Is business purpose the key to sustainable growth?
Fry’s Family Foods needed a buyer that would align to its purpose and mission.
Vegetarian and vegan diets are growing in popularity. With the rise of the conscious consumer, while not forgoing meat entirely, a growing number of people around the world are seeing the potential benefits of supplementing their diets with more and more plant-based meals – to their health, and the health of the planet.
Animal-based foodstuffs can also have a significant impact on global emissions. Around 14.5% of annual global greenhouse emissions are accounted for by the meat and dairy industry. Meat provides just 18% of the world's calorie intake, but uses 83% of farmland. On top of this, the high levels of saturated fats present in traditional processed meat have been associated with a range of health issues.
Helping promote this transition to more plant-based diets are a range of companies offering food substitutes that aim to accurately replicate the taste, smell and texture of real meat.
Among these companies is South Africa’s Fry’s Family Foods (Fry’s), established by husband-and-wife team Wally and Debbie Fry in 1991. It was not an expected career move for Wally, a livestock trader and the son of farmers. But when he married Debbie, a vegetarian, his eyes were opened to a whole new world of food.
“When I first mentioned to Wally that I was a vegetarian, he was shocked,” says Debbie Fry, Co-Founder and Director, Fry’s Family Foods. “I don't think he'd ever heard of a vegetarian before.” Slowly, Wally was drawn in by the ethical considerations of meat-free living. However, he struggled to find an adequate replacement for the flavor and texture of meat. So, they decided to create an alternative – which eventually grew into Fry’s Family Foods.
For the last 30 years, Fry’s has been at the cutting edge of the plant-based meat world, and during that time it has grown substantially, eventually exporting to more than 20 countries globally. However, the company began to reach its growth limits, logistically and infrastructurally.
“We began to realize that to take Fry’s to the next level we needed to make it part of a global organization,” says Wally.
The Fry’s brand was an attractive proposition for prospective buyers and caught the attention of EY teams. Rahul Agrawal, Strategy and Transactions Associate Partner M&A at Ernst & Young - South Africa, was among those who saw the potential in the business ahead of the market. “With our focus on supporting entrepreneurship globally, Fry’s had been a previous EY Entrepreneur of the year winner. We had observed the Fry's Family Foods business in particular, as one of the companies with a highly differentiated approach and one that actually contributed to solving these very global issues,” he says.
“What’s more, I personally found it very exciting – I even reached out to Wally and the family three years before the transaction and we kept in touch before EY teams were engaged with the deal,” he says.

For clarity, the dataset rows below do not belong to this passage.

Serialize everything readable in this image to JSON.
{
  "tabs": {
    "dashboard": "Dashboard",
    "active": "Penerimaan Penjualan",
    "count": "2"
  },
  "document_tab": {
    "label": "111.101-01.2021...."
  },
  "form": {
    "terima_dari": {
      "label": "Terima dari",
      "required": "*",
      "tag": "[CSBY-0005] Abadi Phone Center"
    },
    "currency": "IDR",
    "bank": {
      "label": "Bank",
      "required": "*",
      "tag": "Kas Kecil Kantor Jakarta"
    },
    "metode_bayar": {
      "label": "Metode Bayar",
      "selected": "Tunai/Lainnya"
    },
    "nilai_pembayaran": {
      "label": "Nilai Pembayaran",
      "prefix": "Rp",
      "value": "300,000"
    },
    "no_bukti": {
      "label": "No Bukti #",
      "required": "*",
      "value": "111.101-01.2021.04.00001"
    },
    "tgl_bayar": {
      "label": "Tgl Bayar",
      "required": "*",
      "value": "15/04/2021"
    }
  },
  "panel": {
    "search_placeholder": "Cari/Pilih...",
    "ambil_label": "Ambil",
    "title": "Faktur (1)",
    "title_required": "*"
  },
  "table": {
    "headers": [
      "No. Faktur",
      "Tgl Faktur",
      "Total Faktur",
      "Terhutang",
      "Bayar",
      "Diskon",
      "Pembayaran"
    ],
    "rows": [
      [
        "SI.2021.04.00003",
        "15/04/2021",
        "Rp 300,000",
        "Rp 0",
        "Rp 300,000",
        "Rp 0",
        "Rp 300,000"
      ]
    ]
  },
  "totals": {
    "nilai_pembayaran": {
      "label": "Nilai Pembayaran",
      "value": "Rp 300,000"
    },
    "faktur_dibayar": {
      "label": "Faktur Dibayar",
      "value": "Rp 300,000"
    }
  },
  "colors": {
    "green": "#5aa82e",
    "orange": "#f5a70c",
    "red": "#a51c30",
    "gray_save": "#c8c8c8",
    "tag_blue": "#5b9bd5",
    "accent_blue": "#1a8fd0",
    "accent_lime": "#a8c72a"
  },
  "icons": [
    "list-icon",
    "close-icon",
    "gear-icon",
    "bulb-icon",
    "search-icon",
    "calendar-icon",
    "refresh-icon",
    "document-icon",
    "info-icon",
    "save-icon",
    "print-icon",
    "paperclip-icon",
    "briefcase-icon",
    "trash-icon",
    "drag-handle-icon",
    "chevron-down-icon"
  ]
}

Wally’s and Debbie’s commitment to purpose meant that beyond a suitable financial outcome, their core ambition was to find a business partner who would honor the purpose of the Fry’s brand and help promote their business and family legacy in a meaningful way.